What is expected: Go through the lines below and copy any that hold the string "Disk".

--- Records to use ---

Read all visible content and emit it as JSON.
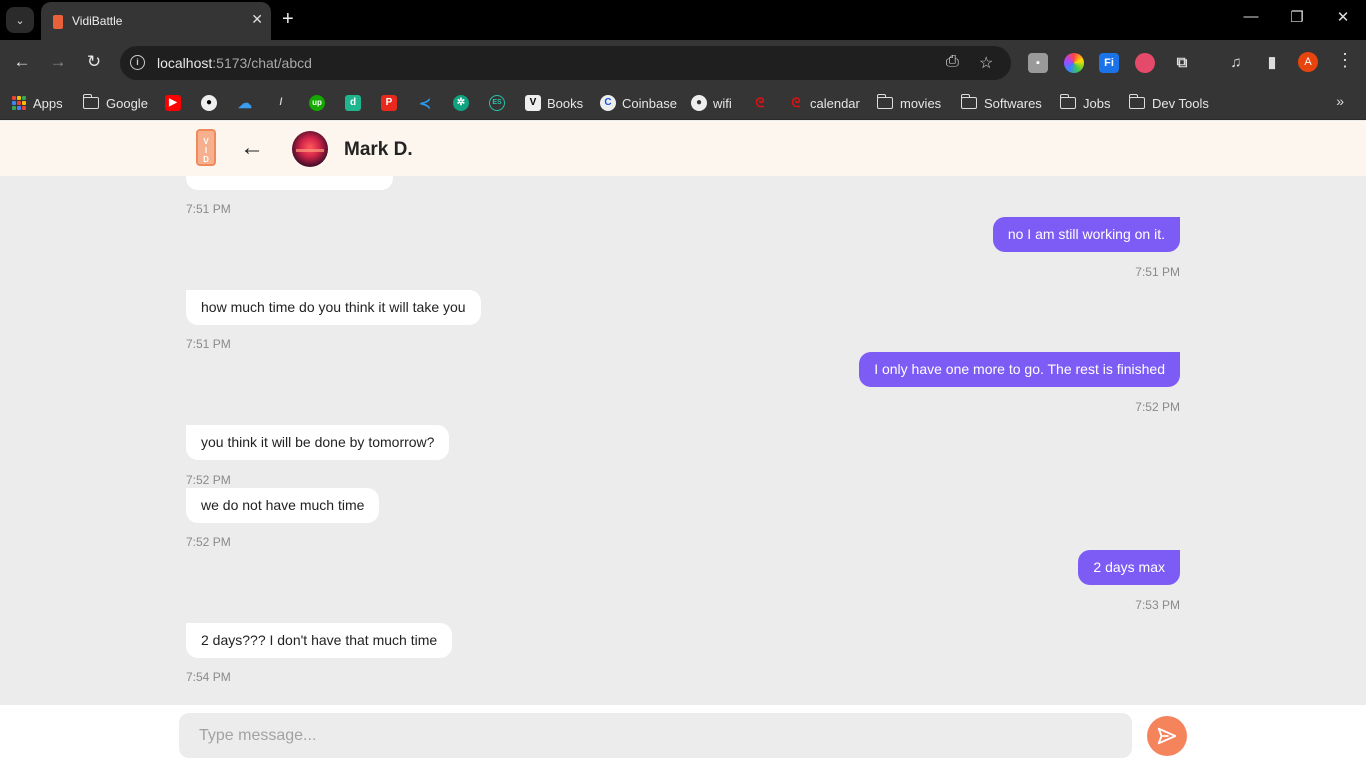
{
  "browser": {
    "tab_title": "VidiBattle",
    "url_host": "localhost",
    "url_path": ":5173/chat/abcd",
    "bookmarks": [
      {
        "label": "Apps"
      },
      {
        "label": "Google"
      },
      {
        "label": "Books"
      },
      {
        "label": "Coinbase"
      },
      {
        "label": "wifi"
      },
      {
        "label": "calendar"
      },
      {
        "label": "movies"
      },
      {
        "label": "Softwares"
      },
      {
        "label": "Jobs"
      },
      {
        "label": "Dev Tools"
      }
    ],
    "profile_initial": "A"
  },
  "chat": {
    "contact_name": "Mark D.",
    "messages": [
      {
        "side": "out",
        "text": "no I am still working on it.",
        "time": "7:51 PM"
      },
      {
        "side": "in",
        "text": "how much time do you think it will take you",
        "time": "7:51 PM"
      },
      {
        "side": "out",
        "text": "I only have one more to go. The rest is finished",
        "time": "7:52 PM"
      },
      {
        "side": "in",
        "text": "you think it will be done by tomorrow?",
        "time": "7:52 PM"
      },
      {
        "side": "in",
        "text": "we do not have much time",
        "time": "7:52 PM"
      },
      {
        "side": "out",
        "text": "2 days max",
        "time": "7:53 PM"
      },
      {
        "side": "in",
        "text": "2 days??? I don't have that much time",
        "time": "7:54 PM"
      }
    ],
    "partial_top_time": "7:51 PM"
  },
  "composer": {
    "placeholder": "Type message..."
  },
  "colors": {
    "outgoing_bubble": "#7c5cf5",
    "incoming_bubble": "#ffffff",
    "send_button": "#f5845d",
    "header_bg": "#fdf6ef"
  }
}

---
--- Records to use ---

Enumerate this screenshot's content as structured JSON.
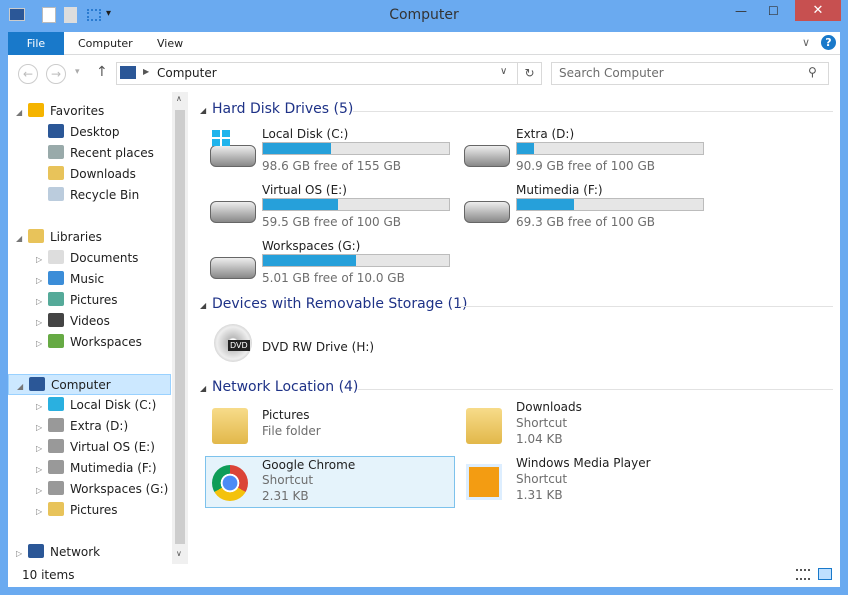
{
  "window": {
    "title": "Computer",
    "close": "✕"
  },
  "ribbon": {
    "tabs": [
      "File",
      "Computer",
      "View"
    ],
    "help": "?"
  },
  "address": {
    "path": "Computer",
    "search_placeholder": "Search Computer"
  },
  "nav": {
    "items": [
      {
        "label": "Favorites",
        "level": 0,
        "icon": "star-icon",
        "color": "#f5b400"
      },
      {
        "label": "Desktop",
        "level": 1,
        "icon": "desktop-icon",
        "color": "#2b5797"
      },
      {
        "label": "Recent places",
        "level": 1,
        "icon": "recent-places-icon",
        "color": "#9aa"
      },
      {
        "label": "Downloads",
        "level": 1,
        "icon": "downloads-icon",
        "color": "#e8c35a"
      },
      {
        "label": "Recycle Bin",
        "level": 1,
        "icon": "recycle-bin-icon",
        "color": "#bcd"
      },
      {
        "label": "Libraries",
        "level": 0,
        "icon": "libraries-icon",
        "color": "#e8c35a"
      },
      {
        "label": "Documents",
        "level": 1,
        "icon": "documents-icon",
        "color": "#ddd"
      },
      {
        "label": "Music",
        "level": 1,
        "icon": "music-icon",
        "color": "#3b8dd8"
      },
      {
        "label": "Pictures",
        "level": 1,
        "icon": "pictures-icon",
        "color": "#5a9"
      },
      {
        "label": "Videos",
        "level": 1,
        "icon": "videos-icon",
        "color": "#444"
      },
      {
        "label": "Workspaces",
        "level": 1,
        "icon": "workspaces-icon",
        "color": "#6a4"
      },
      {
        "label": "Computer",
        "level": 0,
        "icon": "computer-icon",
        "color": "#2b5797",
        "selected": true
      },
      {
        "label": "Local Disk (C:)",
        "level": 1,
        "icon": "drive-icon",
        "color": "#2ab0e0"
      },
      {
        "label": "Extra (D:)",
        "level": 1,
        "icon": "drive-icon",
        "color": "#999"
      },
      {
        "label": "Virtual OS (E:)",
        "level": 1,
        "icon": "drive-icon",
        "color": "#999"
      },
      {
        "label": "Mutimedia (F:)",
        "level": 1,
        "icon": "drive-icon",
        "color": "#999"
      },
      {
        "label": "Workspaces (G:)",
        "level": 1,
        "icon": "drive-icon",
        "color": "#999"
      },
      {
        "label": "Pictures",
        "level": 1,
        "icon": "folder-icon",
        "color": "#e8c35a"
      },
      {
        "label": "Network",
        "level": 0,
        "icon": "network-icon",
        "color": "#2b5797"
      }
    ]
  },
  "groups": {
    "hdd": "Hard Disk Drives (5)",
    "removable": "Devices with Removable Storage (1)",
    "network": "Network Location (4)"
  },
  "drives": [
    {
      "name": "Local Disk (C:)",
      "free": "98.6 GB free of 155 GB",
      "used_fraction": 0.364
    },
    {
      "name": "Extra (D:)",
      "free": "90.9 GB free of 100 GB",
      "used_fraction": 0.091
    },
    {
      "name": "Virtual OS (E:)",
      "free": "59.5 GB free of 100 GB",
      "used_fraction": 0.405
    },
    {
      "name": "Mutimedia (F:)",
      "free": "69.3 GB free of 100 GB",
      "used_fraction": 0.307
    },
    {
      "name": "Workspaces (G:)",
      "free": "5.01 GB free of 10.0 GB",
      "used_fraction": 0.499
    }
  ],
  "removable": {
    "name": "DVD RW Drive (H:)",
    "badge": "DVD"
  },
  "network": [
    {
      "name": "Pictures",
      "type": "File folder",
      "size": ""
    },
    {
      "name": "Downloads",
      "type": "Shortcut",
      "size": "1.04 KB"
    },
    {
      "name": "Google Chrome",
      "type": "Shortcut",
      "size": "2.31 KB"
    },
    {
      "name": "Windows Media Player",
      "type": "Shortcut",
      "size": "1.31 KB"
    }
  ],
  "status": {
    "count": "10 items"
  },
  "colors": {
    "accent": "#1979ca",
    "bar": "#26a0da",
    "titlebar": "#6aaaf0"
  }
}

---

The answer:
        "label": "Local Disk (C:)",
    "hdd": "Hard Disk Drives (5)",
      "name": "Local Disk (C:)",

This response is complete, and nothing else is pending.